**** Data shown
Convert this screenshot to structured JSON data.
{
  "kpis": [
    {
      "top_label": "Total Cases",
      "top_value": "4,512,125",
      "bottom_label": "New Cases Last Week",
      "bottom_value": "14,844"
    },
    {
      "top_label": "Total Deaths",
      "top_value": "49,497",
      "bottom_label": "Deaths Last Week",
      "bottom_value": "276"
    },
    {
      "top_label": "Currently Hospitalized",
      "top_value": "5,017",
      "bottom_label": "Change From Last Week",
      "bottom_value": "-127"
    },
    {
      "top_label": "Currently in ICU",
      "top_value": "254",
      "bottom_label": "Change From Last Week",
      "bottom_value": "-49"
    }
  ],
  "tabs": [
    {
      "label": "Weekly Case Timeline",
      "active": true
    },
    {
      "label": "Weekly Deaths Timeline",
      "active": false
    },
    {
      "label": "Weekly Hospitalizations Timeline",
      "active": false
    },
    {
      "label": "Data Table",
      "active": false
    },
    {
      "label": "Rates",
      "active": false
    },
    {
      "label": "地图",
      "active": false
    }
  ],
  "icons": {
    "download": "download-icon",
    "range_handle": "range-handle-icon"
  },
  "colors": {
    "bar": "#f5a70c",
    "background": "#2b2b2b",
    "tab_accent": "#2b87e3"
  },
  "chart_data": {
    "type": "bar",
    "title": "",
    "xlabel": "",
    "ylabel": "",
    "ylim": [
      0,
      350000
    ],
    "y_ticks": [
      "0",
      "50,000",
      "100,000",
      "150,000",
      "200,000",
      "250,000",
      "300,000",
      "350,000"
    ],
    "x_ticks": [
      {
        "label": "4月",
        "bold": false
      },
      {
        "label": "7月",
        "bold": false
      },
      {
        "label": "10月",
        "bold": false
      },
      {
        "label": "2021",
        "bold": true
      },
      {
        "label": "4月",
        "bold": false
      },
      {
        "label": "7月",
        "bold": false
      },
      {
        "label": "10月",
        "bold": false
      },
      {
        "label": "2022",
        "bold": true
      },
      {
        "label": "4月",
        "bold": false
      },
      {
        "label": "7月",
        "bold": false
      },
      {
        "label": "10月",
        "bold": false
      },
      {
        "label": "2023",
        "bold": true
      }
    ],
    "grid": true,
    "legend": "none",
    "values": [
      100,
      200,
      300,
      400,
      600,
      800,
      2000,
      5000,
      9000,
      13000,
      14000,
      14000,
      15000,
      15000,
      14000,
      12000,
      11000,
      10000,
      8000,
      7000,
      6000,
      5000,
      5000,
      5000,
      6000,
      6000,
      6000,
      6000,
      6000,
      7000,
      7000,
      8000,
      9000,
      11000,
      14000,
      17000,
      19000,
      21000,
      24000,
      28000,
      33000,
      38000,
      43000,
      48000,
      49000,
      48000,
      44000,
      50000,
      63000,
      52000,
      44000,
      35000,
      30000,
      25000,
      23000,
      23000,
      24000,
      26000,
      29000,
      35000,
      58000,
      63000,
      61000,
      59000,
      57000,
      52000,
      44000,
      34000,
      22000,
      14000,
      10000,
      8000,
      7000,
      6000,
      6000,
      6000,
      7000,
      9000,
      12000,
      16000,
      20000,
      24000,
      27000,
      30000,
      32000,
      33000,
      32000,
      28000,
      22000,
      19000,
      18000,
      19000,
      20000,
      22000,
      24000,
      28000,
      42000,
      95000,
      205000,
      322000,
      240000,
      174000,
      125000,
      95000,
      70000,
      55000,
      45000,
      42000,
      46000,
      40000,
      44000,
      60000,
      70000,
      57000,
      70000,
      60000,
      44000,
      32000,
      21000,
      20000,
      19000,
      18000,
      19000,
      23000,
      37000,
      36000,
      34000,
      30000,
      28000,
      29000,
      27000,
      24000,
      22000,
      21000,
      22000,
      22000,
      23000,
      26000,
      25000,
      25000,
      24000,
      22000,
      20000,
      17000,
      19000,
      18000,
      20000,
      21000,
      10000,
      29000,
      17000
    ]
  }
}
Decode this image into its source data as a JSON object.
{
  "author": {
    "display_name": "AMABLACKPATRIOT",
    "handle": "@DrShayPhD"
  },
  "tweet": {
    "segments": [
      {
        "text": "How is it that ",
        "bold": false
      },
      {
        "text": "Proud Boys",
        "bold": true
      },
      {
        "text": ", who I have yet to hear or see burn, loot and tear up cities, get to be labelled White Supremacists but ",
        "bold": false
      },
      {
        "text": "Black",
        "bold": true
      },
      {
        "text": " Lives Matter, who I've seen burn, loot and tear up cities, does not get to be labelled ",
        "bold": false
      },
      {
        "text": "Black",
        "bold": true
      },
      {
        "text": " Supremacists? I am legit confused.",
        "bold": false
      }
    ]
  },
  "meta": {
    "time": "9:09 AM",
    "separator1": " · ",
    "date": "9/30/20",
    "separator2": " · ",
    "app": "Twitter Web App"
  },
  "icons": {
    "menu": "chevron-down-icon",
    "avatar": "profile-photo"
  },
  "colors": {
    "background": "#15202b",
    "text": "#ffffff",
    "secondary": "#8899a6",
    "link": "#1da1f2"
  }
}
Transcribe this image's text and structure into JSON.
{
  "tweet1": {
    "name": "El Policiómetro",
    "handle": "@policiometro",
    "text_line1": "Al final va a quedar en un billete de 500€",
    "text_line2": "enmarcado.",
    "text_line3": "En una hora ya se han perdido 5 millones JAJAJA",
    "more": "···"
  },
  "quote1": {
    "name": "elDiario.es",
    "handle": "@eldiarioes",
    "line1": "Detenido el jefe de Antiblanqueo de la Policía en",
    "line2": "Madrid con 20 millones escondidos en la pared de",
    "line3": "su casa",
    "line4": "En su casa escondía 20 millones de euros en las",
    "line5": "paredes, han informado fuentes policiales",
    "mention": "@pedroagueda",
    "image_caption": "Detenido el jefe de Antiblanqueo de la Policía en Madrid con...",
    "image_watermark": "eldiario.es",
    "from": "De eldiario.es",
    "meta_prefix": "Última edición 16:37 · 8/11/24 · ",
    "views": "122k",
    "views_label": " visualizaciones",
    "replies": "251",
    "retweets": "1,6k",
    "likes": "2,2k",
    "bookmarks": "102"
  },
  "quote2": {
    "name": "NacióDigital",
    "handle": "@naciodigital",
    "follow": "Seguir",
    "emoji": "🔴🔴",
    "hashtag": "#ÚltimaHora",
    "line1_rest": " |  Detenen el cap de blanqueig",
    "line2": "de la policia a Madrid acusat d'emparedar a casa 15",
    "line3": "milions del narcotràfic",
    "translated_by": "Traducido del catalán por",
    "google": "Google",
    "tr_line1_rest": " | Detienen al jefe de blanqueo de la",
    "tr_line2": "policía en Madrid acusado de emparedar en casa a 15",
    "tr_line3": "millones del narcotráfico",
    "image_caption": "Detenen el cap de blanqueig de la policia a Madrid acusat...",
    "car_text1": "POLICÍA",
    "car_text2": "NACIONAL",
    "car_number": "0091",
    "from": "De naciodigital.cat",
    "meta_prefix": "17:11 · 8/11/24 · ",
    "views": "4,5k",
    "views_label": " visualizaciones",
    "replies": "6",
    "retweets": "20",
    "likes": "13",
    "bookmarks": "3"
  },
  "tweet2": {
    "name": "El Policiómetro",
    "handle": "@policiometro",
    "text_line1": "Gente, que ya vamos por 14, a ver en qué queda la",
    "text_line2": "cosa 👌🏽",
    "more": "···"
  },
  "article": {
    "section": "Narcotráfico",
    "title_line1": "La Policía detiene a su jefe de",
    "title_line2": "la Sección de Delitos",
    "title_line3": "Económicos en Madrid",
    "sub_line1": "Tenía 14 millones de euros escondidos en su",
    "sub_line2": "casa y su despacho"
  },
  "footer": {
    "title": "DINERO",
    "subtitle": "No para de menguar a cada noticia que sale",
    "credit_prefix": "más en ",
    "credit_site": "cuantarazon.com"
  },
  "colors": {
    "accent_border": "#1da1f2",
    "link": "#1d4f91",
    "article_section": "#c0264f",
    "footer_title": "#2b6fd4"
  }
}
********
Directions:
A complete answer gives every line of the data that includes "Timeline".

Output for this exercise:
      "label": "Weekly Case Timeline",
      "label": "Weekly Deaths Timeline",
      "label": "Weekly Hospitalizations Timeline",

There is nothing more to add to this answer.